TRY IT:
Could you set down the listing below exactly, leaving out its pictures?
- Opening Delimiter -
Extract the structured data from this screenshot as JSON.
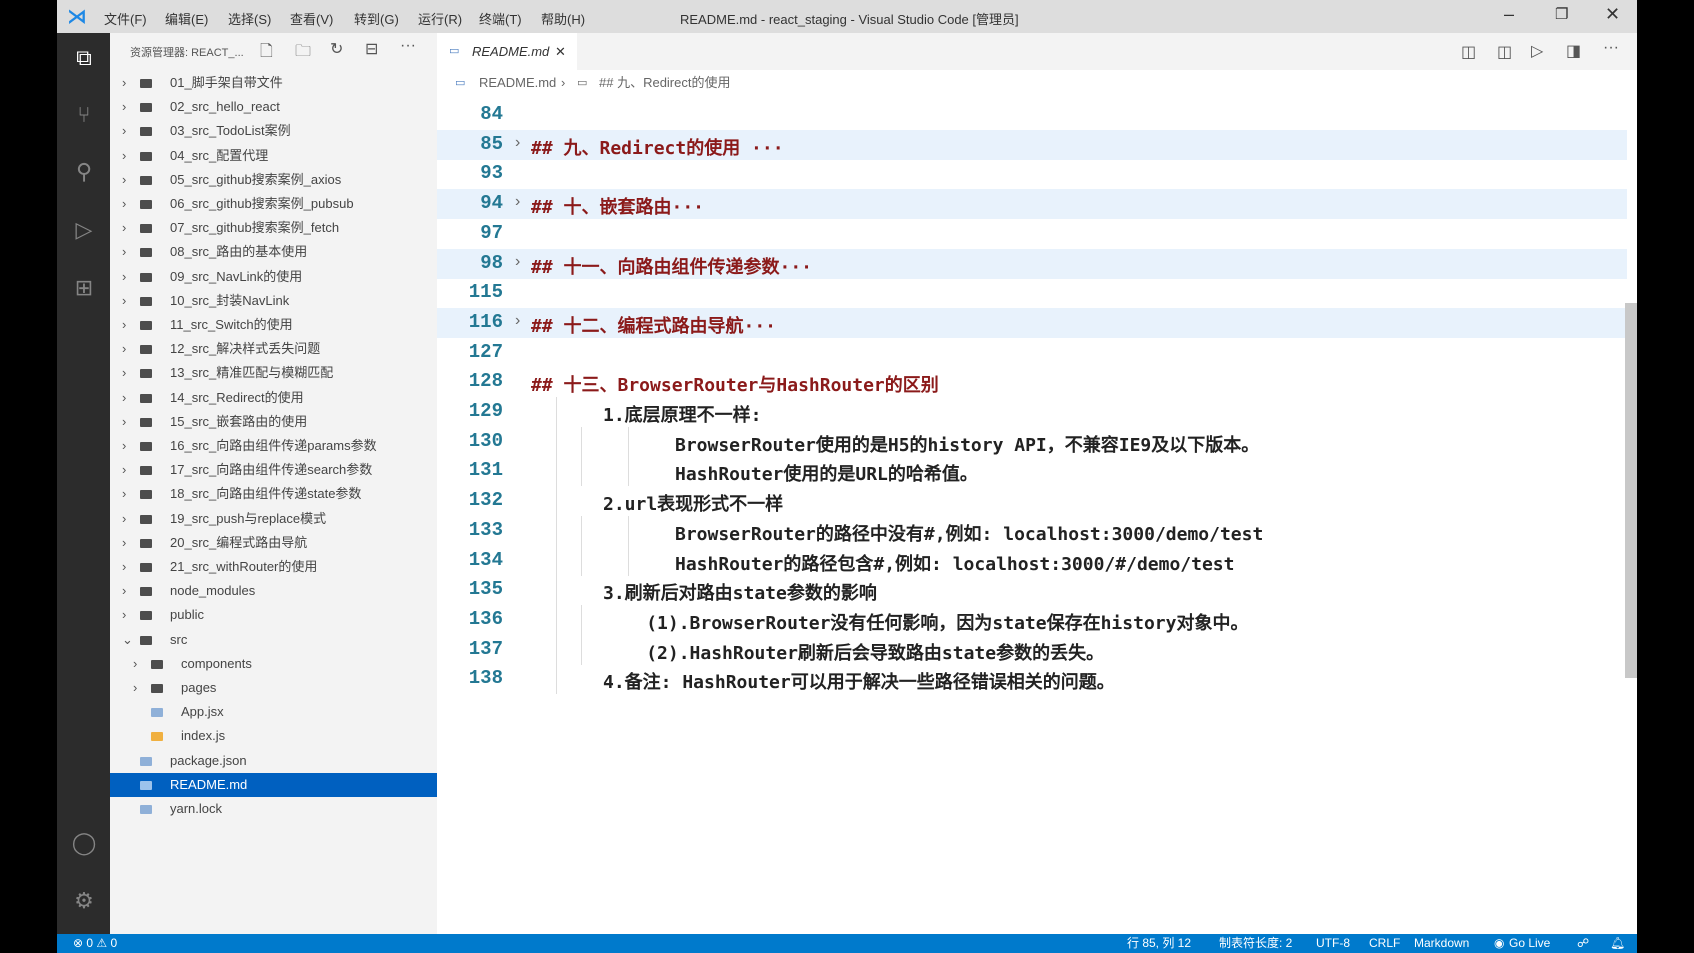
{
  "titlebar": {
    "menus": [
      "文件(F)",
      "编辑(E)",
      "选择(S)",
      "查看(V)",
      "转到(G)",
      "运行(R)",
      "终端(T)",
      "帮助(H)"
    ],
    "title": "README.md - react_staging - Visual Studio Code [管理员]"
  },
  "sidebar": {
    "header": "资源管理器: REACT_...",
    "items": [
      {
        "label": "01_脚手架自带文件",
        "type": "folder"
      },
      {
        "label": "02_src_hello_react",
        "type": "folder"
      },
      {
        "label": "03_src_TodoList案例",
        "type": "folder"
      },
      {
        "label": "04_src_配置代理",
        "type": "folder"
      },
      {
        "label": "05_src_github搜索案例_axios",
        "type": "folder"
      },
      {
        "label": "06_src_github搜索案例_pubsub",
        "type": "folder"
      },
      {
        "label": "07_src_github搜索案例_fetch",
        "type": "folder"
      },
      {
        "label": "08_src_路由的基本使用",
        "type": "folder"
      },
      {
        "label": "09_src_NavLink的使用",
        "type": "folder"
      },
      {
        "label": "10_src_封装NavLink",
        "type": "folder"
      },
      {
        "label": "11_src_Switch的使用",
        "type": "folder"
      },
      {
        "label": "12_src_解决样式丢失问题",
        "type": "folder"
      },
      {
        "label": "13_src_精准匹配与模糊匹配",
        "type": "folder"
      },
      {
        "label": "14_src_Redirect的使用",
        "type": "folder"
      },
      {
        "label": "15_src_嵌套路由的使用",
        "type": "folder"
      },
      {
        "label": "16_src_向路由组件传递params参数",
        "type": "folder"
      },
      {
        "label": "17_src_向路由组件传递search参数",
        "type": "folder"
      },
      {
        "label": "18_src_向路由组件传递state参数",
        "type": "folder"
      },
      {
        "label": "19_src_push与replace模式",
        "type": "folder"
      },
      {
        "label": "20_src_编程式路由导航",
        "type": "folder"
      },
      {
        "label": "21_src_withRouter的使用",
        "type": "folder"
      },
      {
        "label": "node_modules",
        "type": "folder"
      },
      {
        "label": "public",
        "type": "folder"
      },
      {
        "label": "src",
        "type": "open"
      },
      {
        "label": "components",
        "type": "folder",
        "indent": 1
      },
      {
        "label": "pages",
        "type": "folder",
        "indent": 1
      },
      {
        "label": "App.jsx",
        "type": "file",
        "indent": 1
      },
      {
        "label": "index.js",
        "type": "file",
        "indent": 1
      },
      {
        "label": "package.json",
        "type": "file"
      },
      {
        "label": "README.md",
        "type": "file",
        "selected": true
      },
      {
        "label": "yarn.lock",
        "type": "file"
      }
    ]
  },
  "tab": {
    "label": "README.md"
  },
  "breadcrumb": {
    "file": "README.md",
    "section": "## 九、Redirect的使用"
  },
  "code": [
    {
      "n": "84",
      "t": ""
    },
    {
      "n": "85",
      "t": "## 九、Redirect的使用 ···",
      "h": true,
      "fold": true
    },
    {
      "n": "93",
      "t": ""
    },
    {
      "n": "94",
      "t": "## 十、嵌套路由···",
      "h": true,
      "fold": true
    },
    {
      "n": "97",
      "t": ""
    },
    {
      "n": "98",
      "t": "## 十一、向路由组件传递参数···",
      "h": true,
      "fold": true
    },
    {
      "n": "115",
      "t": ""
    },
    {
      "n": "116",
      "t": "## 十二、编程式路由导航···",
      "h": true,
      "fold": true
    },
    {
      "n": "127",
      "t": ""
    },
    {
      "n": "128",
      "t": "## 十三、BrowserRouter与HashRouter的区别",
      "h": true
    },
    {
      "n": "129",
      "t": "1.底层原理不一样:",
      "i": 1
    },
    {
      "n": "130",
      "t": "BrowserRouter使用的是H5的history API，不兼容IE9及以下版本。",
      "i": 2
    },
    {
      "n": "131",
      "t": "HashRouter使用的是URL的哈希值。",
      "i": 2
    },
    {
      "n": "132",
      "t": "2.url表现形式不一样",
      "i": 1
    },
    {
      "n": "133",
      "t": "BrowserRouter的路径中没有#,例如: localhost:3000/demo/test",
      "i": 2
    },
    {
      "n": "134",
      "t": "HashRouter的路径包含#,例如: localhost:3000/#/demo/test",
      "i": 2
    },
    {
      "n": "135",
      "t": "3.刷新后对路由state参数的影响",
      "i": 1
    },
    {
      "n": "136",
      "t": "(1).BrowserRouter没有任何影响，因为state保存在history对象中。",
      "i": 1.6
    },
    {
      "n": "137",
      "t": "(2).HashRouter刷新后会导致路由state参数的丢失。",
      "i": 1.6
    },
    {
      "n": "138",
      "t": "4.备注: HashRouter可以用于解决一些路径错误相关的问题。",
      "i": 1
    }
  ],
  "status": {
    "problems": "⊗ 0 ⚠ 0",
    "position": "行 85, 列 12",
    "tabsize": "制表符长度: 2",
    "encoding": "UTF-8",
    "eol": "CRLF",
    "language": "Markdown",
    "golive": "Go Live"
  }
}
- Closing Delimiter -
TASK RESPONSE:
Extract the structured data from this screenshot as JSON.
{
  "titlebar": {
    "menus": [
      "文件(F)",
      "编辑(E)",
      "选择(S)",
      "查看(V)",
      "转到(G)",
      "运行(R)",
      "终端(T)",
      "帮助(H)"
    ],
    "title": "README.md - react_staging - Visual Studio Code [管理员]"
  },
  "sidebar": {
    "header": "资源管理器: REACT_...",
    "items": [
      {
        "label": "01_脚手架自带文件",
        "type": "folder"
      },
      {
        "label": "02_src_hello_react",
        "type": "folder"
      },
      {
        "label": "03_src_TodoList案例",
        "type": "folder"
      },
      {
        "label": "04_src_配置代理",
        "type": "folder"
      },
      {
        "label": "05_src_github搜索案例_axios",
        "type": "folder"
      },
      {
        "label": "06_src_github搜索案例_pubsub",
        "type": "folder"
      },
      {
        "label": "07_src_github搜索案例_fetch",
        "type": "folder"
      },
      {
        "label": "08_src_路由的基本使用",
        "type": "folder"
      },
      {
        "label": "09_src_NavLink的使用",
        "type": "folder"
      },
      {
        "label": "10_src_封装NavLink",
        "type": "folder"
      },
      {
        "label": "11_src_Switch的使用",
        "type": "folder"
      },
      {
        "label": "12_src_解决样式丢失问题",
        "type": "folder"
      },
      {
        "label": "13_src_精准匹配与模糊匹配",
        "type": "folder"
      },
      {
        "label": "14_src_Redirect的使用",
        "type": "folder"
      },
      {
        "label": "15_src_嵌套路由的使用",
        "type": "folder"
      },
      {
        "label": "16_src_向路由组件传递params参数",
        "type": "folder"
      },
      {
        "label": "17_src_向路由组件传递search参数",
        "type": "folder"
      },
      {
        "label": "18_src_向路由组件传递state参数",
        "type": "folder"
      },
      {
        "label": "19_src_push与replace模式",
        "type": "folder"
      },
      {
        "label": "20_src_编程式路由导航",
        "type": "folder"
      },
      {
        "label": "21_src_withRouter的使用",
        "type": "folder"
      },
      {
        "label": "node_modules",
        "type": "folder"
      },
      {
        "label": "public",
        "type": "folder"
      },
      {
        "label": "src",
        "type": "open"
      },
      {
        "label": "components",
        "type": "folder",
        "indent": 1
      },
      {
        "label": "pages",
        "type": "folder",
        "indent": 1
      },
      {
        "label": "App.jsx",
        "type": "file",
        "indent": 1
      },
      {
        "label": "index.js",
        "type": "file",
        "indent": 1
      },
      {
        "label": "package.json",
        "type": "file"
      },
      {
        "label": "README.md",
        "type": "file",
        "selected": true
      },
      {
        "label": "yarn.lock",
        "type": "file"
      }
    ]
  },
  "tab": {
    "label": "README.md"
  },
  "breadcrumb": {
    "file": "README.md",
    "section": "## 九、Redirect的使用"
  },
  "code": [
    {
      "n": "84",
      "t": ""
    },
    {
      "n": "85",
      "t": "## 九、Redirect的使用 ···",
      "h": true,
      "fold": true
    },
    {
      "n": "93",
      "t": ""
    },
    {
      "n": "94",
      "t": "## 十、嵌套路由···",
      "h": true,
      "fold": true
    },
    {
      "n": "97",
      "t": ""
    },
    {
      "n": "98",
      "t": "## 十一、向路由组件传递参数···",
      "h": true,
      "fold": true
    },
    {
      "n": "115",
      "t": ""
    },
    {
      "n": "116",
      "t": "## 十二、编程式路由导航···",
      "h": true,
      "fold": true
    },
    {
      "n": "127",
      "t": ""
    },
    {
      "n": "128",
      "t": "## 十三、BrowserRouter与HashRouter的区别",
      "h": true
    },
    {
      "n": "129",
      "t": "1.底层原理不一样:",
      "i": 1
    },
    {
      "n": "130",
      "t": "BrowserRouter使用的是H5的history API，不兼容IE9及以下版本。",
      "i": 2
    },
    {
      "n": "131",
      "t": "HashRouter使用的是URL的哈希值。",
      "i": 2
    },
    {
      "n": "132",
      "t": "2.url表现形式不一样",
      "i": 1
    },
    {
      "n": "133",
      "t": "BrowserRouter的路径中没有#,例如: localhost:3000/demo/test",
      "i": 2
    },
    {
      "n": "134",
      "t": "HashRouter的路径包含#,例如: localhost:3000/#/demo/test",
      "i": 2
    },
    {
      "n": "135",
      "t": "3.刷新后对路由state参数的影响",
      "i": 1
    },
    {
      "n": "136",
      "t": "(1).BrowserRouter没有任何影响，因为state保存在history对象中。",
      "i": 1.6
    },
    {
      "n": "137",
      "t": "(2).HashRouter刷新后会导致路由state参数的丢失。",
      "i": 1.6
    },
    {
      "n": "138",
      "t": "4.备注: HashRouter可以用于解决一些路径错误相关的问题。",
      "i": 1
    }
  ],
  "status": {
    "problems": "⊗ 0 ⚠ 0",
    "position": "行 85, 列 12",
    "tabsize": "制表符长度: 2",
    "encoding": "UTF-8",
    "eol": "CRLF",
    "language": "Markdown",
    "golive": "Go Live"
  }
}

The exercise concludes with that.